One important difference between junior and senior engineers is that senior engineers take responsibility for the software the team ships. They understand that they are the only line of defense between the company and catastrophic outages, a slow death through tech debt, and losing product-market fit by building the wrong things. Without responsible engineers, teams will ship slower, buggier, less-aligned products.
The dangers of social media and addictive technologies are well-documented. Reactions generally fall into two camps—accepting defeat or attempts at teetotalism. Both of these methods are flawed. But there’s a third approach: use the addictiveness for good.
I’ve been self-coached for a few years now; a couple spent just weight lifting, and the last two seriously competing in open & masters track meets. I’ve learned a lot, and continue to tweak my program based on how my body feels and my reading. A couple points about my training history and goals before digging in:
- I’ve been sprinting competitively for over 15 years now, with a couple 1-2 year breaks along the way. There’s a lot of miles on these legs!
- I have a long history of hamstring issues. The worst of them left me with permanent scar tissue, so I’m always careful to warm up and cool down appropriately. I’ll also shut down workouts early if I’m not feeling right.
- I primarily compete in the 100m and 200m, though I’ll run 60s indoor and the occasional 400 if somebody dares me.
- I’m no speed demon: my personal best, set this year, is 10.73. Last time I checked, that might just barely squeak in at the bottom of the top 1000 Americans.
With that, here’s a look at my training log from a recent week:
Popular culture doesn’t seem to value hard work and grit: what’s glamorized is either effortless excellence (really, just the image of effortless excellence—ask these paragons and you’ll find all of them put in the work) and intentional ineptitude. Favoring effortless excellence isn’t necessarily too bad, though if you ask and get a straight answer out of these paragons, you’ll find that all of them have put in the work.
I’m getting in right at the buzzer here, so no thoughts about the month.
- 🟢 Get 1% faster. I hit PRs in both of my time trials! I managed 10.73 for the 100m and 21.85 for the 200m. I’m so close to hitting my goal of being 1% faster (10.69 in the 100m and 21.73 i the 200m), and it’s still pretty early in the year.

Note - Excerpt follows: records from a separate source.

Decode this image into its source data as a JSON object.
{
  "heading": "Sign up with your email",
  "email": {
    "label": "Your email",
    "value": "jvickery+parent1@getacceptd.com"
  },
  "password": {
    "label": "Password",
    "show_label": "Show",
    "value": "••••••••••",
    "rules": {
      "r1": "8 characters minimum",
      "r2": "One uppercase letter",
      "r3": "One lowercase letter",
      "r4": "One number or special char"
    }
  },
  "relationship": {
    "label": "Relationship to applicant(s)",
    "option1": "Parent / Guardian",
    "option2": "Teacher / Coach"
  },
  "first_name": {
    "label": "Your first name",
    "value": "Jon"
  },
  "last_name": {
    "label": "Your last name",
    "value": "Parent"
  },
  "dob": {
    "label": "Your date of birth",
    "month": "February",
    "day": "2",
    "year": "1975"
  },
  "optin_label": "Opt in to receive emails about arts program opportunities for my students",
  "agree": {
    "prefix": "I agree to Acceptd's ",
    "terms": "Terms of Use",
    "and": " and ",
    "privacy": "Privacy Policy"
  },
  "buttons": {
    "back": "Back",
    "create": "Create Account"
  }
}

- 🟢 50% less discretionary spending. My March discretionary spending was 87% lower than my average monthly spend in 2020. Looking good!
- 🔴One hour of solitary free time a day. I did manage my sub-goal from last month of keeping track of my free time. Unfortunately, outside of weekends, I’ve managed a single hour of free time (maybe two, if you include the hour I’m writing this post in).
- 🟢 Twice-weekly live conversations with friends. 4/4 again! I remain surprised at how this goal has gone—maybe I should have been more ambitious.